Cells, the building blocks of the human body, contain genetic information (DNA) that is passed on from parent cell to daughter cell through the cell reproduction process called cell division. When a cell divides the genetic information contained in DNA copies itself and transmits to a daughter cell through a series of processes. There are two types of cells: eukaryotic and prokaryotic and these two cell types reproduce or divide in two main ways, either Mitosis or Meiosis. Cell division can also be broken down into two reproductive categories: asexual (Mitosis) and sexual (Meiosis). (Solomon et al 2002). .
Every cell contains DNA, which is in fact the vital information (genetic code) needed to construct and maneuver a human body. DNA is structured into units called genes. An eukaryotic cell nucleus contains a lot of DNA and protein that get together to form a chromosome. Therefore, the chromosome is the major carrier of genetic information. All species have different numbers of chromosomes and different types of genetic codes inside these chromosomes. Human beings usually have 46 different chromosomes; other species can have as little as 2 chromosomes or as many as 200. Most species contain between 10 and 50 chromosomes. (Solomon et al 2002). .

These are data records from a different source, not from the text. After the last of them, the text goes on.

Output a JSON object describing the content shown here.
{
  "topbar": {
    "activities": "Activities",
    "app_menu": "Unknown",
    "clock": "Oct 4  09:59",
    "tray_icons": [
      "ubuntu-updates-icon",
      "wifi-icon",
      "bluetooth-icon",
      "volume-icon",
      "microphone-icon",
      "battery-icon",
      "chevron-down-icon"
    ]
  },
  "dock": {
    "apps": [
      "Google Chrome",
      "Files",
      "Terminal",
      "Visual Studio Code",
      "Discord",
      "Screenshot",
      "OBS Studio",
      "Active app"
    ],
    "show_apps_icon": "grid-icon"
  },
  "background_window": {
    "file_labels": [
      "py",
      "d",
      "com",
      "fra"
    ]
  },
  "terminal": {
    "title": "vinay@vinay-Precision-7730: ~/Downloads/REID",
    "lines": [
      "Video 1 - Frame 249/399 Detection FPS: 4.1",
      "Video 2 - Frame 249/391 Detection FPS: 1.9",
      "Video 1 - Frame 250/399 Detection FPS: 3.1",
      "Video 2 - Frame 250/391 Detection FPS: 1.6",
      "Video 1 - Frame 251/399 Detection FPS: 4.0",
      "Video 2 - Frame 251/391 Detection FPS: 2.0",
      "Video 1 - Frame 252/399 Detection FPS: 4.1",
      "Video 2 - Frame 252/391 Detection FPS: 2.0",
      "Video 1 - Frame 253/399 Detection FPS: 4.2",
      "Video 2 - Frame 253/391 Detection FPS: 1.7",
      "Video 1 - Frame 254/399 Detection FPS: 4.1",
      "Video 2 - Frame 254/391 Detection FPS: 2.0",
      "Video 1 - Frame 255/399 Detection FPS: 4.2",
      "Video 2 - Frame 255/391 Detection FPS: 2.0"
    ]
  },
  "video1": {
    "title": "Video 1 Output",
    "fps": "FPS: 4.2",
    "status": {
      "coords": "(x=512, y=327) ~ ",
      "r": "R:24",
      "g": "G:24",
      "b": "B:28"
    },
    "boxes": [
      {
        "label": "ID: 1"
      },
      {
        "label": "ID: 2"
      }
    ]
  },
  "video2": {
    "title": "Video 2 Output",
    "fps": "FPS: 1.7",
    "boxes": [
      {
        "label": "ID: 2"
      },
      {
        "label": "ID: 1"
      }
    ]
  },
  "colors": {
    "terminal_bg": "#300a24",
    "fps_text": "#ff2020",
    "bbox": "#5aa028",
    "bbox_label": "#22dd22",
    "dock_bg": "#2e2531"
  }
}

When cells reach maturity, they must either stop growing and remain as they are, or divide and reproduce themselves. Some cells like the nerve and muscle cells in the human body don't divide but stay the same as they reach maturity, this makes them rarer and more finite. Other cells divide when they reach maturity through the Mitosis or Meiosis types of cell division. The cells that do divide do so in what is called the cell cycle, the cycle of a cell life from one division to the next. A cell cycle from one division to the next is also called a generation as it is with human beings from one set of parents to the children. (Solomon et al 2002). .
Most cells both eukaryotic and prokaryotic divide through the Mitosis processes which is asexual.